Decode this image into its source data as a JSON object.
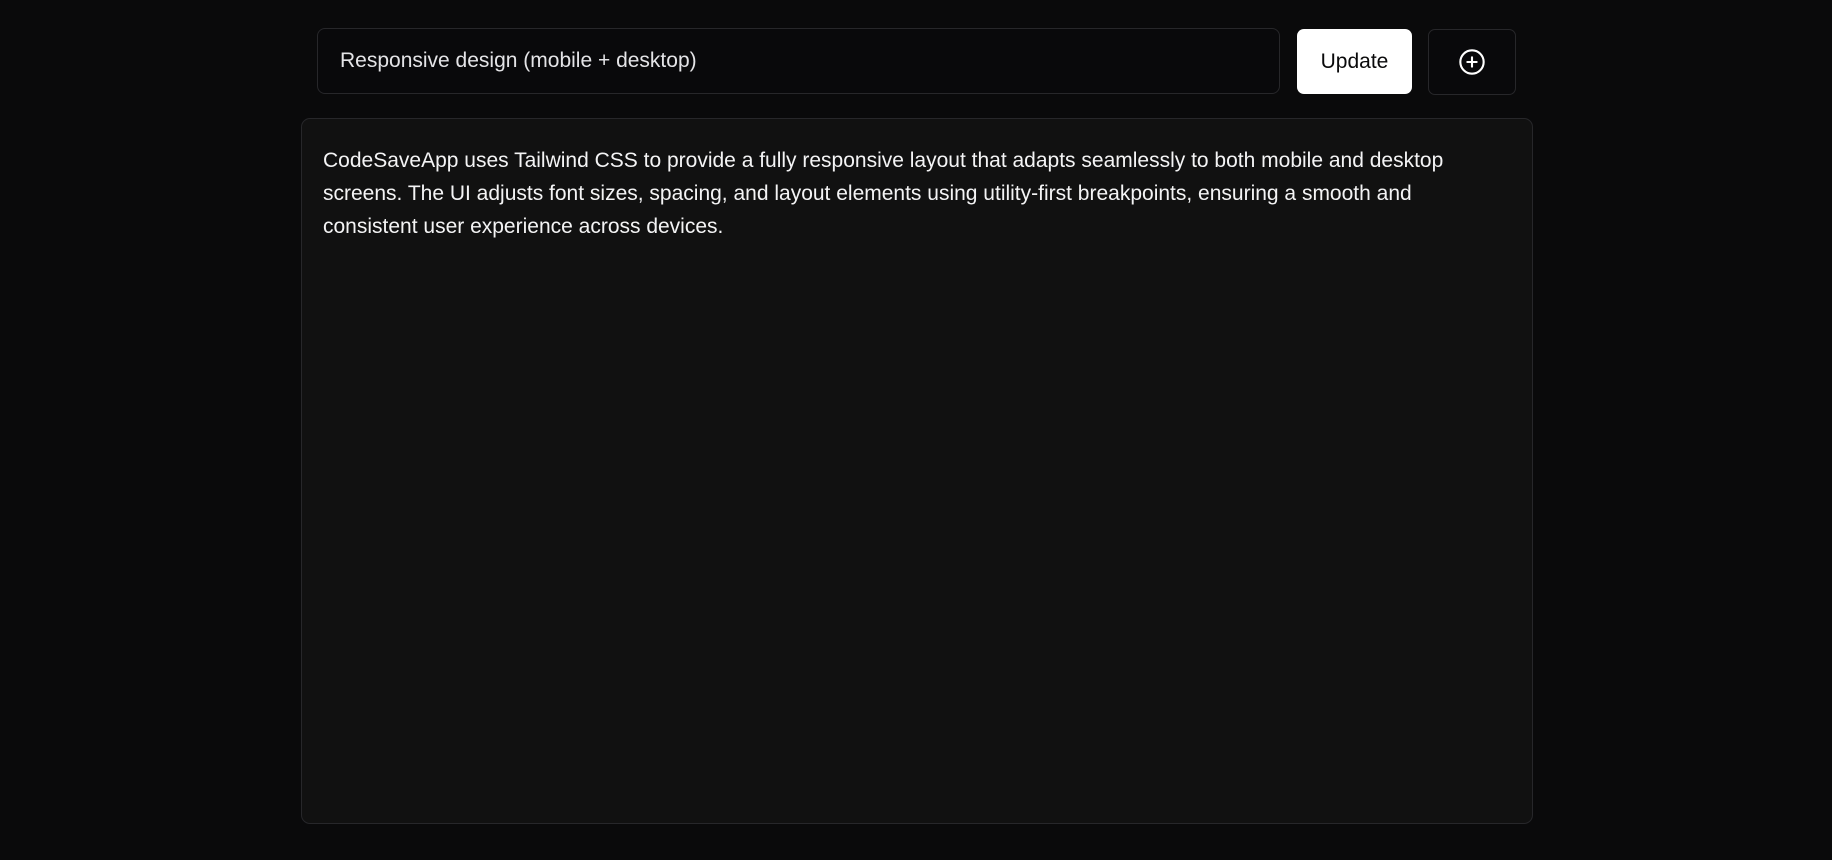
{
  "editor": {
    "title_value": "Responsive design (mobile + desktop)",
    "update_label": "Update",
    "new_icon": "plus-circle-icon",
    "body_text": "CodeSaveApp uses Tailwind CSS to provide a fully responsive layout that adapts seamlessly to both mobile and desktop screens. The UI adjusts font sizes, spacing, and layout elements using utility-first breakpoints, ensuring a smooth and consistent user experience across devices."
  },
  "colors": {
    "background": "#0a0a0b",
    "panel": "#111111",
    "border": "#27272a",
    "primary_button": "#ffffff"
  }
}
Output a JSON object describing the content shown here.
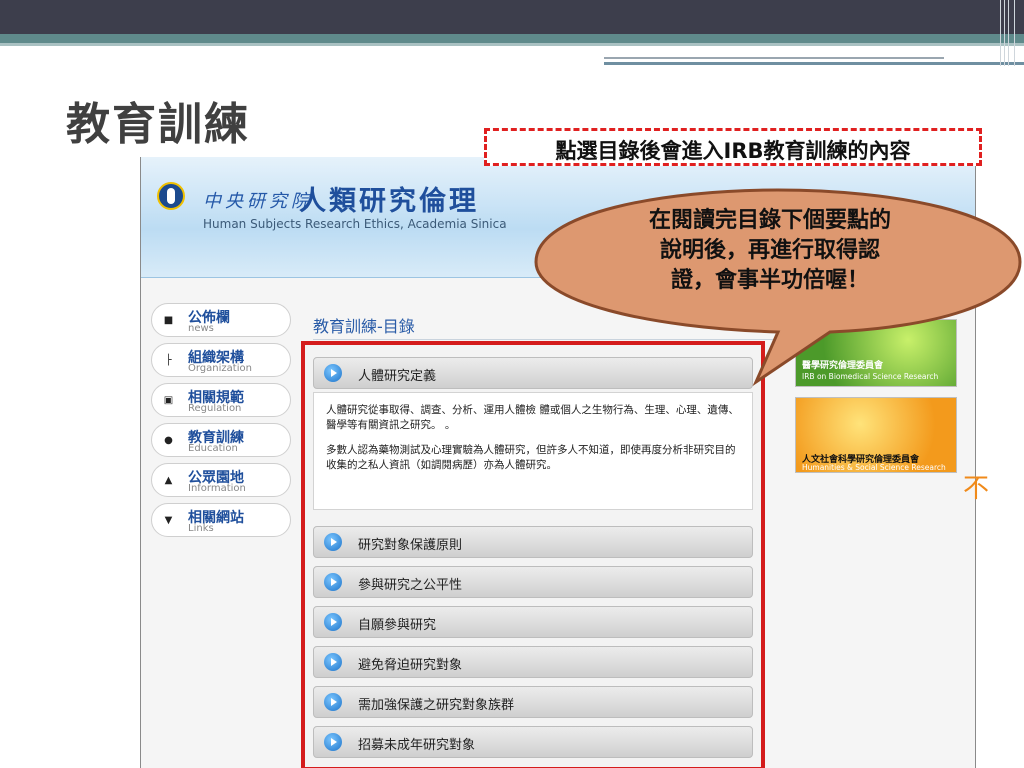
{
  "slide": {
    "title": "教育訓練",
    "callout": "點選目錄後會進入IRB教育訓練的內容",
    "bubble_lines": [
      "在閱讀完目錄下個要點的",
      "說明後，再進行取得認",
      "證，會事半功倍喔！"
    ],
    "orange_char": "不"
  },
  "site": {
    "brand": "中央研究院",
    "title": "人類研究倫理",
    "subtitle": "Human Subjects Research Ethics, Academia Sinica",
    "nav": [
      {
        "label": "公佈欄",
        "sub": "news",
        "icon": "speech-icon"
      },
      {
        "label": "組織架構",
        "sub": "Organization",
        "icon": "org-chart-icon"
      },
      {
        "label": "相關規範",
        "sub": "Regulation",
        "icon": "book-icon"
      },
      {
        "label": "教育訓練",
        "sub": "Education",
        "icon": "info-icon"
      },
      {
        "label": "公眾園地",
        "sub": "Information",
        "icon": "person-icon"
      },
      {
        "label": "相關網站",
        "sub": "Links",
        "icon": "download-icon"
      }
    ],
    "page_heading": "教育訓練-目錄",
    "accordion": [
      {
        "label": "人體研究定義",
        "expanded": true
      },
      {
        "label": "研究對象保護原則"
      },
      {
        "label": "參與研究之公平性"
      },
      {
        "label": "自願參與研究"
      },
      {
        "label": "避免脅迫研究對象"
      },
      {
        "label": "需加強保護之研究對象族群"
      },
      {
        "label": "招募未成年研究對象"
      }
    ],
    "content_paragraphs": [
      "人體研究從事取得、調查、分析、運用人體檢 體或個人之生物行為、生理、心理、遺傳、醫學等有關資訊之研究。 。",
      "多數人認為藥物測試及心理實驗為人體研究，但許多人不知道，即使再度分析非研究目的收集的之私人資訊（如調閱病歷）亦為人體研究。"
    ],
    "banners": [
      {
        "title": "醫學研究倫理委員會",
        "sub": "IRB on Biomedical Science Research"
      },
      {
        "title": "人文社會科學研究倫理委員會",
        "sub": "Humanities & Social Science Research"
      }
    ]
  }
}
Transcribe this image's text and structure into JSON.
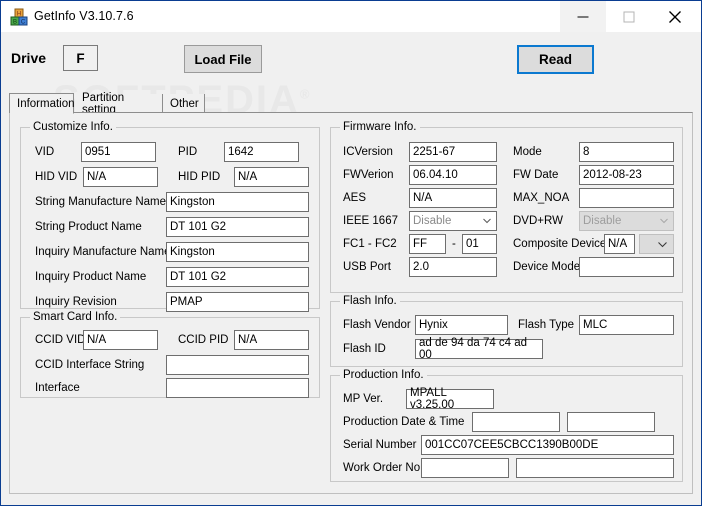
{
  "window": {
    "title": "GetInfo V3.10.7.6",
    "icon": "blocks-icon",
    "controls": {
      "minimize": "minimize-icon",
      "maximize": "maximize-icon",
      "close": "close-icon"
    },
    "accent_color": "#0b79d0",
    "border_color": "#0a3d91"
  },
  "watermark": {
    "text": "SOFTPEDIA",
    "mark": "®"
  },
  "toolbar": {
    "drive_label": "Drive",
    "drive_value": "F",
    "load_file_label": "Load File",
    "read_label": "Read"
  },
  "tabs": [
    {
      "label": "Information",
      "active": true
    },
    {
      "label": "Partition setting",
      "active": false
    },
    {
      "label": "Other",
      "active": false
    }
  ],
  "customize_info": {
    "title": "Customize Info.",
    "vid_label": "VID",
    "vid_value": "0951",
    "pid_label": "PID",
    "pid_value": "1642",
    "hid_vid_label": "HID VID",
    "hid_vid_value": "N/A",
    "hid_pid_label": "HID PID",
    "hid_pid_value": "N/A",
    "string_manufacture_label": "String Manufacture Name",
    "string_manufacture_value": "Kingston",
    "string_product_label": "String Product Name",
    "string_product_value": "DT 101 G2",
    "inquiry_manufacture_label": "Inquiry Manufacture Name",
    "inquiry_manufacture_value": "Kingston",
    "inquiry_product_label": "Inquiry Product Name",
    "inquiry_product_value": "DT 101 G2",
    "inquiry_revision_label": "Inquiry Revision",
    "inquiry_revision_value": "PMAP"
  },
  "smart_card_info": {
    "title": "Smart Card Info.",
    "ccid_vid_label": "CCID VID",
    "ccid_vid_value": "N/A",
    "ccid_pid_label": "CCID PID",
    "ccid_pid_value": "N/A",
    "ccid_interface_string_label": "CCID Interface String",
    "ccid_interface_string_value": "",
    "interface_label": "Interface",
    "interface_value": ""
  },
  "firmware_info": {
    "title": "Firmware Info.",
    "icversion_label": "ICVersion",
    "icversion_value": "2251-67",
    "mode_label": "Mode",
    "mode_value": "8",
    "fwversion_label": "FWVerion",
    "fwversion_value": "06.04.10",
    "fw_date_label": "FW Date",
    "fw_date_value": "2012-08-23",
    "aes_label": "AES",
    "aes_value": "N/A",
    "max_noa_label": "MAX_NOA",
    "max_noa_value": "",
    "ieee1667_label": "IEEE 1667",
    "ieee1667_value": "Disable",
    "dvdrw_label": "DVD+RW",
    "dvdrw_value": "Disable",
    "fc_label": "FC1 - FC2",
    "fc1_value": "FF",
    "fc_sep": "-",
    "fc2_value": "01",
    "composite_device_label": "Composite Device",
    "composite_device_value": "N/A",
    "usb_port_label": "USB Port",
    "usb_port_value": "2.0",
    "device_mode_label": "Device Mode",
    "device_mode_value": ""
  },
  "flash_info": {
    "title": "Flash Info.",
    "flash_vendor_label": "Flash Vendor",
    "flash_vendor_value": "Hynix",
    "flash_type_label": "Flash Type",
    "flash_type_value": "MLC",
    "flash_id_label": "Flash ID",
    "flash_id_value": "ad de 94 da 74 c4 ad 00"
  },
  "production_info": {
    "title": "Production Info.",
    "mp_ver_label": "MP Ver.",
    "mp_ver_value": "MPALL v3.25.00",
    "production_datetime_label": "Production Date & Time",
    "production_date_value": "",
    "production_time_value": "",
    "serial_number_label": "Serial Number",
    "serial_number_value": "001CC07CEE5CBCC1390B00DE",
    "work_order_label": "Work Order No.",
    "work_order_value_1": "",
    "work_order_value_2": ""
  }
}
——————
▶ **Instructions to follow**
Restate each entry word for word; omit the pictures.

▶ **Response to this task**
Decode this image into its source data as a JSON object.
{
  "editor": {
    "title_value": "Responsive design (mobile + desktop)",
    "update_label": "Update",
    "new_icon": "plus-circle-icon",
    "body_text": "CodeSaveApp uses Tailwind CSS to provide a fully responsive layout that adapts seamlessly to both mobile and desktop screens. The UI adjusts font sizes, spacing, and layout elements using utility-first breakpoints, ensuring a smooth and consistent user experience across devices."
  },
  "colors": {
    "background": "#0a0a0b",
    "panel": "#111111",
    "border": "#27272a",
    "primary_button": "#ffffff"
  }
}
Output a JSON object describing the content shown here.
{
  "slide": {
    "title": "教育訓練",
    "callout": "點選目錄後會進入IRB教育訓練的內容",
    "bubble_lines": [
      "在閱讀完目錄下個要點的",
      "說明後，再進行取得認",
      "證，會事半功倍喔！"
    ],
    "orange_char": "不"
  },
  "site": {
    "brand": "中央研究院",
    "title": "人類研究倫理",
    "subtitle": "Human Subjects Research Ethics, Academia Sinica",
    "nav": [
      {
        "label": "公佈欄",
        "sub": "news",
        "icon": "speech-icon"
      },
      {
        "label": "組織架構",
        "sub": "Organization",
        "icon": "org-chart-icon"
      },
      {
        "label": "相關規範",
        "sub": "Regulation",
        "icon": "book-icon"
      },
      {
        "label": "教育訓練",
        "sub": "Education",
        "icon": "info-icon"
      },
      {
        "label": "公眾園地",
        "sub": "Information",
        "icon": "person-icon"
      },
      {
        "label": "相關網站",
        "sub": "Links",
        "icon": "download-icon"
      }
    ],
    "page_heading": "教育訓練-目錄",
    "accordion": [
      {
        "label": "人體研究定義",
        "expanded": true
      },
      {
        "label": "研究對象保護原則"
      },
      {
        "label": "參與研究之公平性"
      },
      {
        "label": "自願參與研究"
      },
      {
        "label": "避免脅迫研究對象"
      },
      {
        "label": "需加強保護之研究對象族群"
      },
      {
        "label": "招募未成年研究對象"
      }
    ],
    "content_paragraphs": [
      "人體研究從事取得、調查、分析、運用人體檢 體或個人之生物行為、生理、心理、遺傳、醫學等有關資訊之研究。 。",
      "多數人認為藥物測試及心理實驗為人體研究，但許多人不知道，即使再度分析非研究目的收集的之私人資訊（如調閱病歷）亦為人體研究。"
    ],
    "banners": [
      {
        "title": "醫學研究倫理委員會",
        "sub": "IRB on Biomedical Science Research"
      },
      {
        "title": "人文社會科學研究倫理委員會",
        "sub": "Humanities & Social Science Research"
      }
    ]
  }
}
Transcribe this image's text and structure into JSON.
{
  "window": {
    "title": "GetInfo V3.10.7.6",
    "icon": "blocks-icon",
    "controls": {
      "minimize": "minimize-icon",
      "maximize": "maximize-icon",
      "close": "close-icon"
    },
    "accent_color": "#0b79d0",
    "border_color": "#0a3d91"
  },
  "watermark": {
    "text": "SOFTPEDIA",
    "mark": "®"
  },
  "toolbar": {
    "drive_label": "Drive",
    "drive_value": "F",
    "load_file_label": "Load File",
    "read_label": "Read"
  },
  "tabs": [
    {
      "label": "Information",
      "active": true
    },
    {
      "label": "Partition setting",
      "active": false
    },
    {
      "label": "Other",
      "active": false
    }
  ],
  "customize_info": {
    "title": "Customize Info.",
    "vid_label": "VID",
    "vid_value": "0951",
    "pid_label": "PID",
    "pid_value": "1642",
    "hid_vid_label": "HID VID",
    "hid_vid_value": "N/A",
    "hid_pid_label": "HID PID",
    "hid_pid_value": "N/A",
    "string_manufacture_label": "String Manufacture Name",
    "string_manufacture_value": "Kingston",
    "string_product_label": "String Product Name",
    "string_product_value": "DT 101 G2",
    "inquiry_manufacture_label": "Inquiry Manufacture Name",
    "inquiry_manufacture_value": "Kingston",
    "inquiry_product_label": "Inquiry Product Name",
    "inquiry_product_value": "DT 101 G2",
    "inquiry_revision_label": "Inquiry Revision",
    "inquiry_revision_value": "PMAP"
  },
  "smart_card_info": {
    "title": "Smart Card Info.",
    "ccid_vid_label": "CCID VID",
    "ccid_vid_value": "N/A",
    "ccid_pid_label": "CCID PID",
    "ccid_pid_value": "N/A",
    "ccid_interface_string_label": "CCID Interface String",
    "ccid_interface_string_value": "",
    "interface_label": "Interface",
    "interface_value": ""
  },
  "firmware_info": {
    "title": "Firmware Info.",
    "icversion_label": "ICVersion",
    "icversion_value": "2251-67",
    "mode_label": "Mode",
    "mode_value": "8",
    "fwversion_label": "FWVerion",
    "fwversion_value": "06.04.10",
    "fw_date_label": "FW Date",
    "fw_date_value": "2012-08-23",
    "aes_label": "AES",
    "aes_value": "N/A",
    "max_noa_label": "MAX_NOA",
    "max_noa_value": "",
    "ieee1667_label": "IEEE 1667",
    "ieee1667_value": "Disable",
    "dvdrw_label": "DVD+RW",
    "dvdrw_value": "Disable",
    "fc_label": "FC1 - FC2",
    "fc1_value": "FF",
    "fc_sep": "-",
    "fc2_value": "01",
    "composite_device_label": "Composite Device",
    "composite_device_value": "N/A",
    "usb_port_label": "USB Port",
    "usb_port_value": "2.0",
    "device_mode_label": "Device Mode",
    "device_mode_value": ""
  },
  "flash_info": {
    "title": "Flash Info.",
    "flash_vendor_label": "Flash Vendor",
    "flash_vendor_value": "Hynix",
    "flash_type_label": "Flash Type",
    "flash_type_value": "MLC",
    "flash_id_label": "Flash ID",
    "flash_id_value": "ad de 94 da 74 c4 ad 00"
  },
  "production_info": {
    "title": "Production Info.",
    "mp_ver_label": "MP Ver.",
    "mp_ver_value": "MPALL v3.25.00",
    "production_datetime_label": "Production Date & Time",
    "production_date_value": "",
    "production_time_value": "",
    "serial_number_label": "Serial Number",
    "serial_number_value": "001CC07CEE5CBCC1390B00DE",
    "work_order_label": "Work Order No.",
    "work_order_value_1": "",
    "work_order_value_2": ""
  }
}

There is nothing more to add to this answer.